Today, though, I am forced to take a break from all of the sweat-inducing haiku stress (just kidding) to discuss a book I am presently reading--and presently loathing.
I hate to criticize books. I hate that I am still reading this particular one, even though I cannot say I've enjoyed a single page of it. Why am I still reading? Perhaps it is because, 226 pages in, I still hope for what I know is hopeless.
Let me explain: While on my recent Jane Austen kick, I discovered a number of spin-off books dealing with Darcy and various other characters. Frankly, I almost bought several of them outright at a bookstore, but I decided to check out a few from the library first. Good thing I did.
The particular book I am loathing/reading is called Darcy's Passions: Pride and Prejudice Retold through His Eyes. Sounds like a book right down my alley. I've always found the male perspective intriguing--perhaps more so than the female--and I've always adored the original book. It is on a very short list of books I've read more than five times and intend to read again.
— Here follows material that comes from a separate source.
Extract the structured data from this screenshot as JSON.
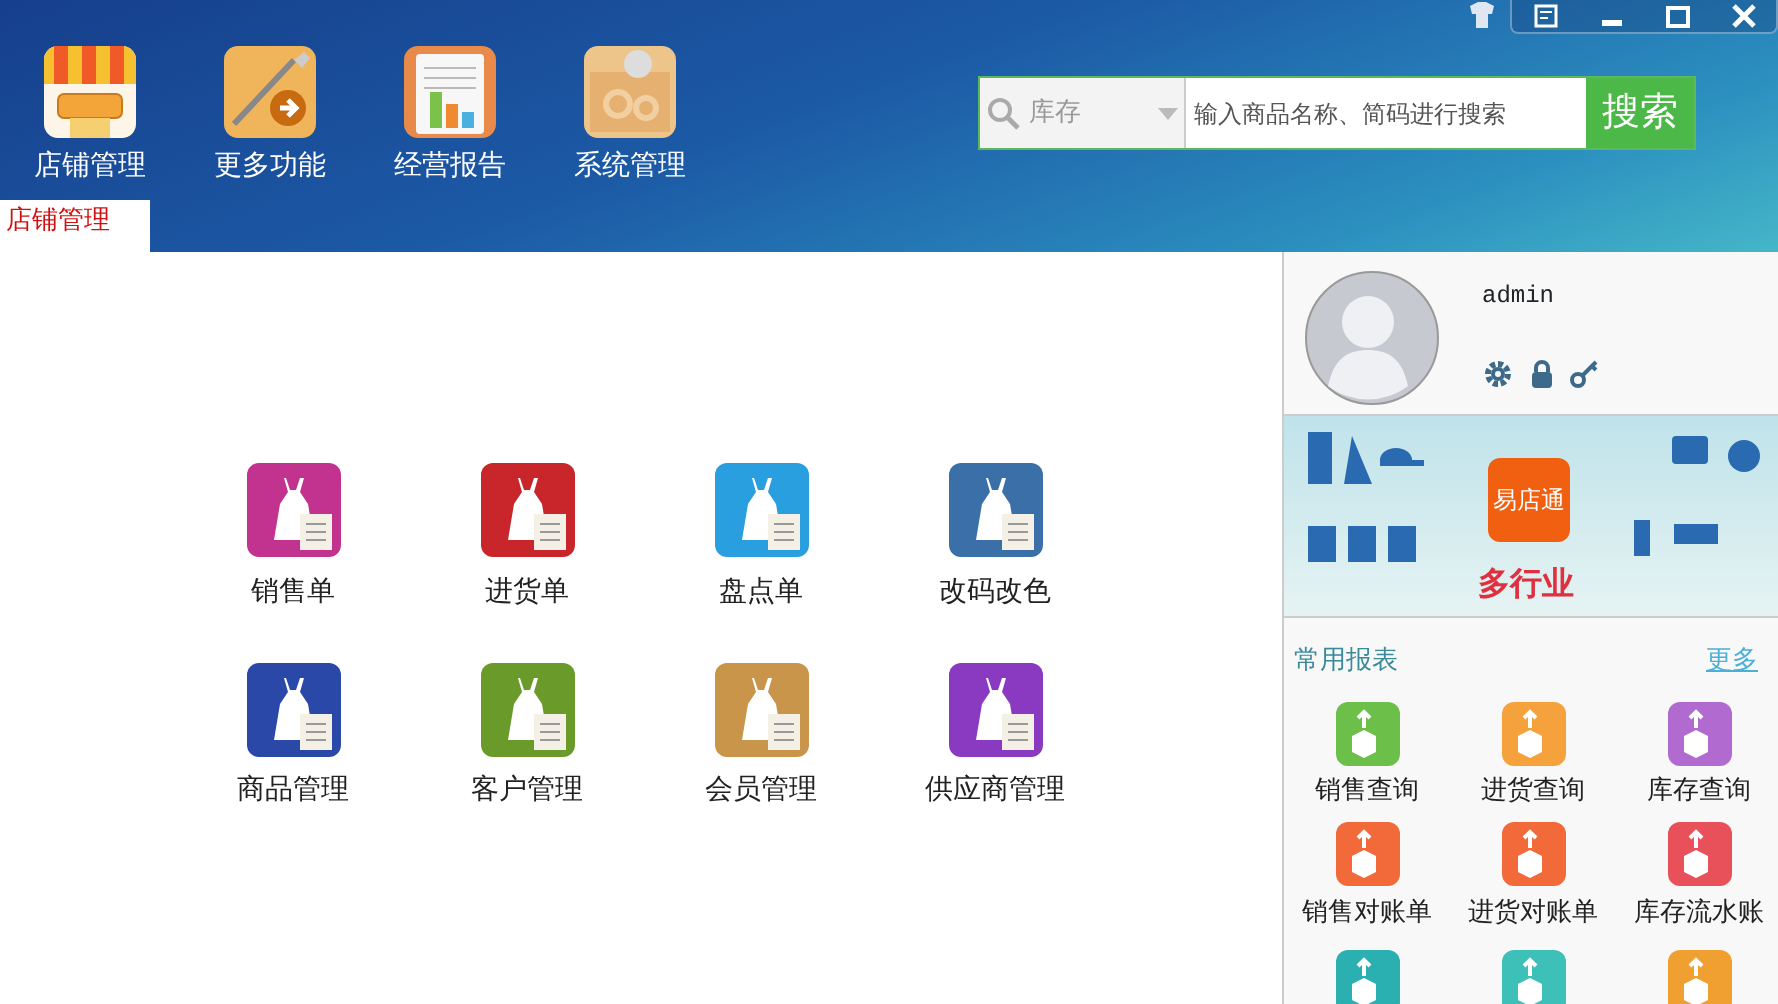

The Preface to the book also sounded promising, describing a teacher who had adored Austen's work, and who finally decided to put her love of Austen, her knowledge of the time period, and her writing skill altogether and create this novel. She certainly knows the book, and for the most part, seems to understand the era in which it was written.
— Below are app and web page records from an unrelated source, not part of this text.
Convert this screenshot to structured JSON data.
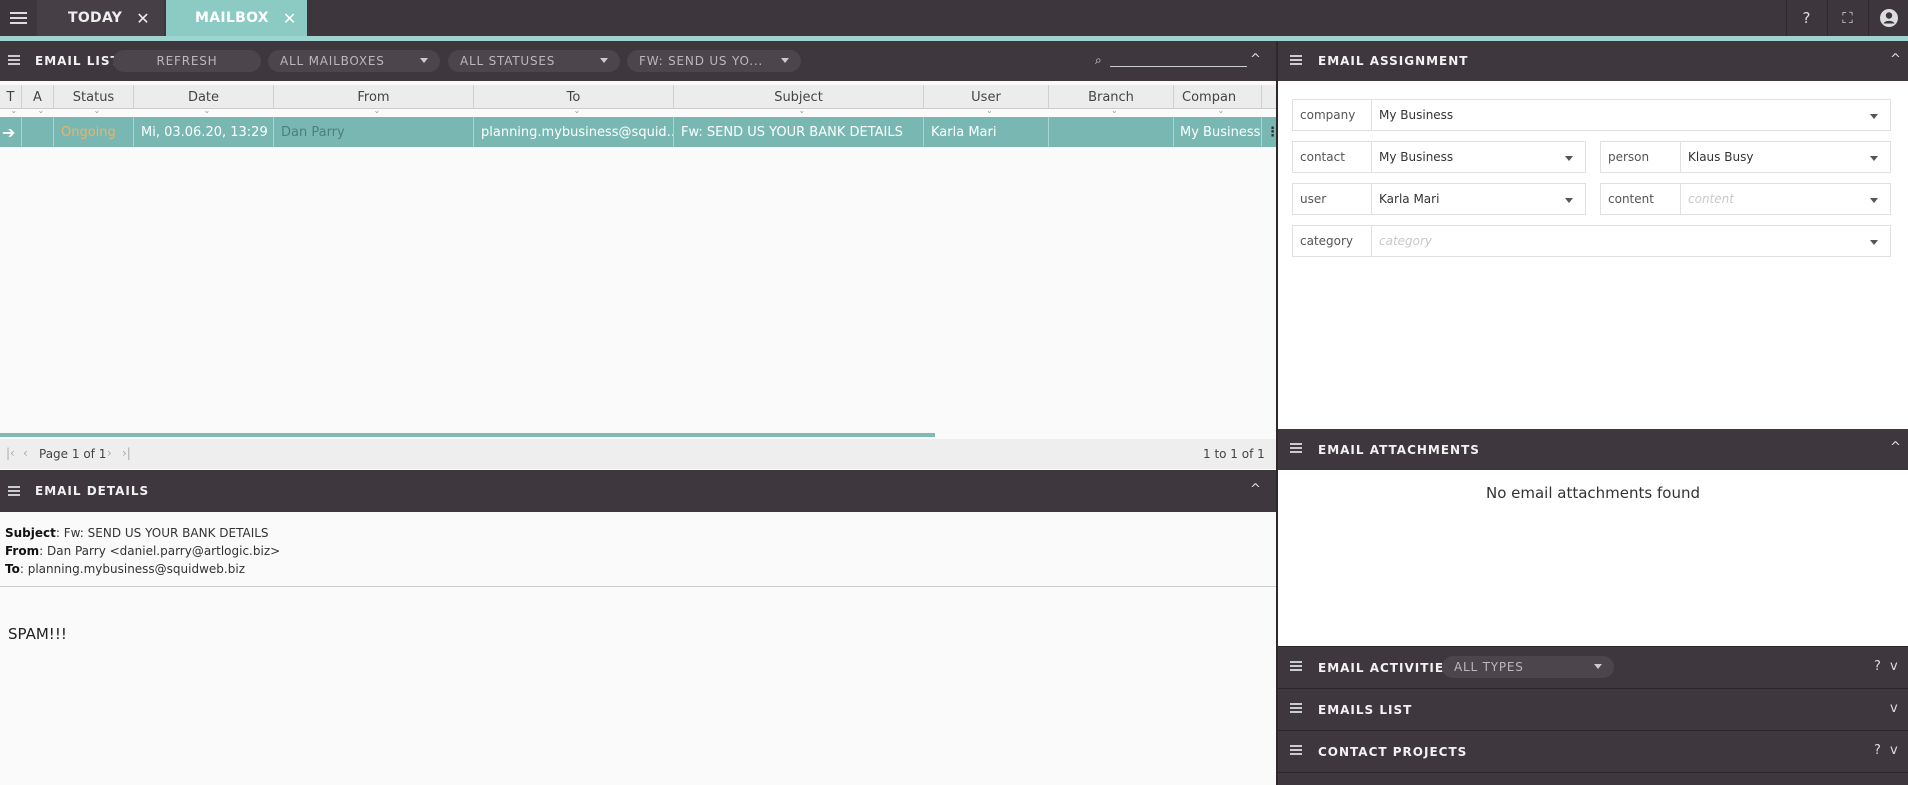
{
  "topbar": {
    "tabs": [
      {
        "label": "TODAY",
        "close": "✕"
      },
      {
        "label": "MAILBOX",
        "close": "✕"
      }
    ],
    "icons": [
      "help-icon",
      "fullscreen-icon",
      "account-icon"
    ],
    "help_glyph": "?",
    "fullscreen_glyph": "⛶",
    "account_glyph": "👤"
  },
  "email_list": {
    "title": "EMAIL LIST",
    "refresh_label": "REFRESH",
    "filters": [
      {
        "label": "ALL MAILBOXES"
      },
      {
        "label": "ALL STATUSES"
      },
      {
        "label": "FW: SEND US YO..."
      }
    ],
    "columns": [
      "T",
      "A",
      "Status",
      "Date",
      "From",
      "To",
      "Subject",
      "User",
      "Branch",
      "Compan"
    ],
    "rows": [
      {
        "t": "➔",
        "a": "",
        "status": "Ongoing",
        "date": "Mi, 03.06.20, 13:29",
        "from": "Dan Parry",
        "to": "planning.mybusiness@squid...",
        "subject": "Fw: SEND US YOUR BANK DETAILS",
        "user": "Karla Mari",
        "branch": "",
        "company": "My Business"
      }
    ],
    "pager": {
      "page_text": "Page 1 of 1",
      "range_text": "1 to 1 of 1"
    }
  },
  "email_details": {
    "title": "EMAIL DETAILS",
    "subject_label": "Subject",
    "subject": "Fw: SEND US YOUR BANK DETAILS",
    "from_label": "From",
    "from": "Dan Parry <daniel.parry@artlogic.biz>",
    "to_label": "To",
    "to": "planning.mybusiness@squidweb.biz",
    "body": "SPAM!!!"
  },
  "email_assignment": {
    "title": "EMAIL ASSIGNMENT",
    "fields": {
      "company": {
        "label": "company",
        "value": "My Business"
      },
      "contact": {
        "label": "contact",
        "value": "My Business"
      },
      "person": {
        "label": "person",
        "value": "Klaus Busy"
      },
      "user": {
        "label": "user",
        "value": "Karla Mari"
      },
      "content": {
        "label": "content",
        "placeholder": "content"
      },
      "category": {
        "label": "category",
        "placeholder": "category"
      }
    }
  },
  "email_attachments": {
    "title": "EMAIL ATTACHMENTS",
    "empty_text": "No email attachments found"
  },
  "email_activities": {
    "title": "EMAIL ACTIVITIES",
    "filter": "ALL TYPES"
  },
  "emails_list": {
    "title": "EMAILS LIST"
  },
  "contact_projects": {
    "title": "CONTACT PROJECTS"
  },
  "colors": {
    "accent": "#8ccac4",
    "header": "#3e373d",
    "status_ongoing": "#f0b25e"
  }
}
The bad part? She can't write.
Okay, yes, Regina Jeffers can write. She can form words and put them together on a page in a somewhat coherent way. But the words are stilted, the dialogue is putridly lacking in anything worth knowing, and in the course of 226 pages so far, she reveals absolutely NOTHING new about any of the characters. Darcy is lame, obtuse, boring, angst-ridden, and highly undesirable. In attempting to "fill in" the scenes which we don't see in the first novel, Jeffers creates vacuous scenes where absolutely nothing happens. She often relates stupid dialogue--"Oh, I see you have come down early for breakfast today." "Yes, I have some business in town."--and then tells us of exchanges between the characters that would actually be more interesting in extremely brief summary, brushing through the elements I've always wondered about. Characters move about the room for no reason, and she hops in and out of everybody's heads, explaining the feelings behind particular comments when the comments (from the original book) speak for themselves.
I won't even get into the grammar, though the dangling modifiers are frequent enough to make me want to tear out my hair. The writing is drivel, unimaginative and stilted, and had I no knowledge of Austen's classic I would have quit reading in the first chapter.
It's just too bad. As with the seasons of Heroes, I find the idea great, but the execution of that idea falls so far from any semblance of true enjoyment that I felt I had to say something. Even so, despite my lack of time, I will probably finish the vile book. Then I'll take it back to the library, thankful, at least, that I didn't pay a dime for it. I hope none of you do, either.